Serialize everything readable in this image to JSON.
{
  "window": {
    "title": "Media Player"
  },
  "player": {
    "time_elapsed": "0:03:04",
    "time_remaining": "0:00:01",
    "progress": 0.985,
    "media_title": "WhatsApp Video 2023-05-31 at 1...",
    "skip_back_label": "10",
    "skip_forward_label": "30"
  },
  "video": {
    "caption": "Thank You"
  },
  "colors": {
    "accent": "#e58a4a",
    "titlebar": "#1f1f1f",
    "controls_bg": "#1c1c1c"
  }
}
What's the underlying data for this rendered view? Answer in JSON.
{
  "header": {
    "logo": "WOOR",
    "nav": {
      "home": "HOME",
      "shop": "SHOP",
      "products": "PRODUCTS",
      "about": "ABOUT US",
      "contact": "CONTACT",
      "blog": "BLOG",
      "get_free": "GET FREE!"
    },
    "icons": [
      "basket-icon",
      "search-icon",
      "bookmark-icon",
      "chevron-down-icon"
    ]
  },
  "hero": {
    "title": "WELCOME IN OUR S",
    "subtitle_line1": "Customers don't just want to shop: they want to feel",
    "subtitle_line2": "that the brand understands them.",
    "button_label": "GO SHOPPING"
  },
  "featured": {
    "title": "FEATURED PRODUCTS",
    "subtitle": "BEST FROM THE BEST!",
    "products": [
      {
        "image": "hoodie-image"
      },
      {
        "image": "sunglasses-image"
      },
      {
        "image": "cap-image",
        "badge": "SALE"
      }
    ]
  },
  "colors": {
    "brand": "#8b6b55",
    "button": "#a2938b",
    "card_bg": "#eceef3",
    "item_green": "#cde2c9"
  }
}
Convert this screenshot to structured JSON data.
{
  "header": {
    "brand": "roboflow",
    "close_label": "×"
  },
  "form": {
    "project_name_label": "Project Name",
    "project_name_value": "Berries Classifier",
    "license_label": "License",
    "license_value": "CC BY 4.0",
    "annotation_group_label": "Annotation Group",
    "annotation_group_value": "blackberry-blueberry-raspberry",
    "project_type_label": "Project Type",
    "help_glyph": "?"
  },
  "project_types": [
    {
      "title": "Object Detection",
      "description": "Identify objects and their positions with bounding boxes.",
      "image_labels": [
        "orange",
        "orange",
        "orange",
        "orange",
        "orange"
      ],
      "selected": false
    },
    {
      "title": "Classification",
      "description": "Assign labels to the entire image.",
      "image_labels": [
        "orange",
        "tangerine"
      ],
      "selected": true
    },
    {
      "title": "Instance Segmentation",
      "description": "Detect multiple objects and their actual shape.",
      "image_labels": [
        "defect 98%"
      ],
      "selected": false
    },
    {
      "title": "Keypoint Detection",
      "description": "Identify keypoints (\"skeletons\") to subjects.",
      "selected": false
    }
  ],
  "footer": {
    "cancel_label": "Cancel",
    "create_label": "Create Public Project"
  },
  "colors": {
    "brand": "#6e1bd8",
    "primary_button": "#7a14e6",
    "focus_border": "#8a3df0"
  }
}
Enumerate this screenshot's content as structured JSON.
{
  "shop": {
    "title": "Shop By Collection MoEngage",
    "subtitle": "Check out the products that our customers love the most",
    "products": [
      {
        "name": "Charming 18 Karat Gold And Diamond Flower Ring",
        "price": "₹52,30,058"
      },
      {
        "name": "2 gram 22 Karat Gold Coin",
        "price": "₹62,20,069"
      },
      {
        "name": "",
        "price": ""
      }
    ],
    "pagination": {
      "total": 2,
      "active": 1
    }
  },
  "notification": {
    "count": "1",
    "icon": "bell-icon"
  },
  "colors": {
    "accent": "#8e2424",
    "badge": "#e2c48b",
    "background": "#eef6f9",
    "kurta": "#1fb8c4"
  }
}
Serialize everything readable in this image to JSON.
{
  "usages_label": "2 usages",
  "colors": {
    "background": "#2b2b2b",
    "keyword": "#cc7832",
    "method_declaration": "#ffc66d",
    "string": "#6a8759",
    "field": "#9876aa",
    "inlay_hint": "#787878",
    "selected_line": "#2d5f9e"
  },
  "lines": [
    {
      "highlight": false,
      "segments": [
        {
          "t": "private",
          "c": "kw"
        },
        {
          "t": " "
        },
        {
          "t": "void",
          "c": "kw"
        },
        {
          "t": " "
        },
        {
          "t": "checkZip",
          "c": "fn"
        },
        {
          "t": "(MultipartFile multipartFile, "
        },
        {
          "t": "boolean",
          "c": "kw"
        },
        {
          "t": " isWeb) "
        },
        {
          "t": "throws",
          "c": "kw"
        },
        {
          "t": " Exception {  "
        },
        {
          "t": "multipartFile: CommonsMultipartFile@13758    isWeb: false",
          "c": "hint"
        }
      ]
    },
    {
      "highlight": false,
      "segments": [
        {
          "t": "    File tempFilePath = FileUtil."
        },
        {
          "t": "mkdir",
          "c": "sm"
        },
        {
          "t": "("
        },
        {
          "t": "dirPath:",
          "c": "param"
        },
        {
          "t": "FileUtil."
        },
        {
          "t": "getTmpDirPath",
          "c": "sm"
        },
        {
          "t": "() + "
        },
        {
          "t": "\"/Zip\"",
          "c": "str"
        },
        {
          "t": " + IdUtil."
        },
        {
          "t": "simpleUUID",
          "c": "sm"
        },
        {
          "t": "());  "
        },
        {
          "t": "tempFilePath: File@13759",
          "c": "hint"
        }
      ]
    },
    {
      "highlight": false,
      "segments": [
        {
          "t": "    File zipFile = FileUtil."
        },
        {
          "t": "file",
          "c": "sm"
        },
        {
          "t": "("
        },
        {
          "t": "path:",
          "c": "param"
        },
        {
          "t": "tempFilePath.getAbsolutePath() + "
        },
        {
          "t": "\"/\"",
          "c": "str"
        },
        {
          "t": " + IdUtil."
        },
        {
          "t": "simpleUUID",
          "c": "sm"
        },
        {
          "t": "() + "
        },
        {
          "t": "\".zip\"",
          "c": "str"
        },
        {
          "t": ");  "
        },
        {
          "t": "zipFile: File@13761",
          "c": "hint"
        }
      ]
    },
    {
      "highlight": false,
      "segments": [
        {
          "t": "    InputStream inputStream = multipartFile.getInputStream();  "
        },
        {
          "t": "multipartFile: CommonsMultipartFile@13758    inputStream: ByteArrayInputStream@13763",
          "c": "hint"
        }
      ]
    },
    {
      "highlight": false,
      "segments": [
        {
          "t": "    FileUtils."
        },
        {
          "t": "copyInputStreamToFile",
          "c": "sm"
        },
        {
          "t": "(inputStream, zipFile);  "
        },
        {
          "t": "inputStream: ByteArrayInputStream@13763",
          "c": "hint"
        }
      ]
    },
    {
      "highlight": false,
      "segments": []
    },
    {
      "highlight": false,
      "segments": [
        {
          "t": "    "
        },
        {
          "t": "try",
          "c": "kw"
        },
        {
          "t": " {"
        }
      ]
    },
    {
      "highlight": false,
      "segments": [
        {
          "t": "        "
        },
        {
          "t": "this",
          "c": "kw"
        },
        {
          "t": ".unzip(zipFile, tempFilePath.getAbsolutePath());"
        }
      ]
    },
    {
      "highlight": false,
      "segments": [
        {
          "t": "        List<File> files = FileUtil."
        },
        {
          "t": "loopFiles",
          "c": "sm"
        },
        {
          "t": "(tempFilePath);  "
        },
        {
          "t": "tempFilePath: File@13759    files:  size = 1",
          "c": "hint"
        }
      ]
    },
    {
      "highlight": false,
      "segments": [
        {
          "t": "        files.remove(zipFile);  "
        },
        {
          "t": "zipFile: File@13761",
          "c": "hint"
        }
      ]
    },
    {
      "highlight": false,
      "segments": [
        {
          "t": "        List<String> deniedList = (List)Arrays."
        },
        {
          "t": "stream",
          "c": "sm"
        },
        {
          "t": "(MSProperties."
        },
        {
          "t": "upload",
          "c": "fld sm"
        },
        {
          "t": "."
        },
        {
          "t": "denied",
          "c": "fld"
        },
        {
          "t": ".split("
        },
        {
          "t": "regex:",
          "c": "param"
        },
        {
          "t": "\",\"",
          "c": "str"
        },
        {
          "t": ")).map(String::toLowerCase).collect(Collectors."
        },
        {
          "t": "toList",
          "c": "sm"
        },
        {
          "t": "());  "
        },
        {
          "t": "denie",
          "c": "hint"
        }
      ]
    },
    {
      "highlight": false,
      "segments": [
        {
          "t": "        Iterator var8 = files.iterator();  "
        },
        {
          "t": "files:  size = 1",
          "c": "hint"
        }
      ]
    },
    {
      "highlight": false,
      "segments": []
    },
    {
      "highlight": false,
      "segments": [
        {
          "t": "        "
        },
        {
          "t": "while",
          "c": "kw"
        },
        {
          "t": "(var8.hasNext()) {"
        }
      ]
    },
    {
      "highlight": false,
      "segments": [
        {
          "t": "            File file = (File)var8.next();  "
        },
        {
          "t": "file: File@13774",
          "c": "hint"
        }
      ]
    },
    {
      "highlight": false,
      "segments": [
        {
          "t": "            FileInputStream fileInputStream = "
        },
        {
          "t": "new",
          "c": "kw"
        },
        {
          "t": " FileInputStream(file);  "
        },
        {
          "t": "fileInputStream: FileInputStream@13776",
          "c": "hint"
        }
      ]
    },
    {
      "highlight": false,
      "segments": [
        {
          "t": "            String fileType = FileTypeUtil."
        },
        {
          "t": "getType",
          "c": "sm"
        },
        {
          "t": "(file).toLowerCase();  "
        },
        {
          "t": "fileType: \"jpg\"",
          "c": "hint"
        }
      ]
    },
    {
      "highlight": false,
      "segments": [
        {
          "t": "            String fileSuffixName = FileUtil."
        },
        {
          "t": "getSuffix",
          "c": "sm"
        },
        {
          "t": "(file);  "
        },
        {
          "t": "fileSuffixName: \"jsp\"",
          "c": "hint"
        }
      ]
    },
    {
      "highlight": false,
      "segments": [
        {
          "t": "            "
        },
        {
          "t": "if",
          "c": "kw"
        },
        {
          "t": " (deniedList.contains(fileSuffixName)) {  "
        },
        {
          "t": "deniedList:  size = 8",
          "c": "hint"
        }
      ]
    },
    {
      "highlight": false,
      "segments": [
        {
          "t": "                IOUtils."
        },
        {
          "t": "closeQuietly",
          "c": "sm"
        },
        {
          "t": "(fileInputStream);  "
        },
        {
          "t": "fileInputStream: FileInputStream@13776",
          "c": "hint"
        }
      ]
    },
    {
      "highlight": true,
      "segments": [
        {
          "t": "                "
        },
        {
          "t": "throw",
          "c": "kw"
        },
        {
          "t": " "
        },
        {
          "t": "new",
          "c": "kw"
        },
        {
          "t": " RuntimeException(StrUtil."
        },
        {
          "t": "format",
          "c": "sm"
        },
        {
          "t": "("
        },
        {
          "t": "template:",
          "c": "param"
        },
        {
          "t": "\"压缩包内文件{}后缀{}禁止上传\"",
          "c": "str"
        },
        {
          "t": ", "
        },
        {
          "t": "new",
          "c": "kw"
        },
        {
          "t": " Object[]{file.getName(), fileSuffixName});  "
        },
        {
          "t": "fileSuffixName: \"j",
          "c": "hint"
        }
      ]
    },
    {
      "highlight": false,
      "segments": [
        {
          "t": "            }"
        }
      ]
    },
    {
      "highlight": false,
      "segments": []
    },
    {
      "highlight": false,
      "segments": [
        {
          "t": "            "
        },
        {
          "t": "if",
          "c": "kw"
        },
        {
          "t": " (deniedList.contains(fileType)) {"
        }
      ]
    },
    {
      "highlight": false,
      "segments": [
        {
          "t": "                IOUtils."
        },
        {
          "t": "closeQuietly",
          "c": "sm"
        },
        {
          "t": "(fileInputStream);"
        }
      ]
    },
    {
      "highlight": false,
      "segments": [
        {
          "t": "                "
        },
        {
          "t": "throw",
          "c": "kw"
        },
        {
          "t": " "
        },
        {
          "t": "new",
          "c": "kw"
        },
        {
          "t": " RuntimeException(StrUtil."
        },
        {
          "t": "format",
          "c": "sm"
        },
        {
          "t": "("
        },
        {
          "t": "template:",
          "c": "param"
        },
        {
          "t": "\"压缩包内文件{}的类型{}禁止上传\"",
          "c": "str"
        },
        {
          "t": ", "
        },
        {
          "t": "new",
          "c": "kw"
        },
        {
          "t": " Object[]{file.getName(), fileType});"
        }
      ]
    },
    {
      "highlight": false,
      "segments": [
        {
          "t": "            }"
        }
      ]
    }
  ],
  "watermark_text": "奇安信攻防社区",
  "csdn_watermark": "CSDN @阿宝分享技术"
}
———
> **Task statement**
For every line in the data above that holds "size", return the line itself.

> **The answer**
          "t": "tempFilePath: File@13759    files:  size = 1",
          "t": "files:  size = 1",
          "t": "deniedList:  size = 8",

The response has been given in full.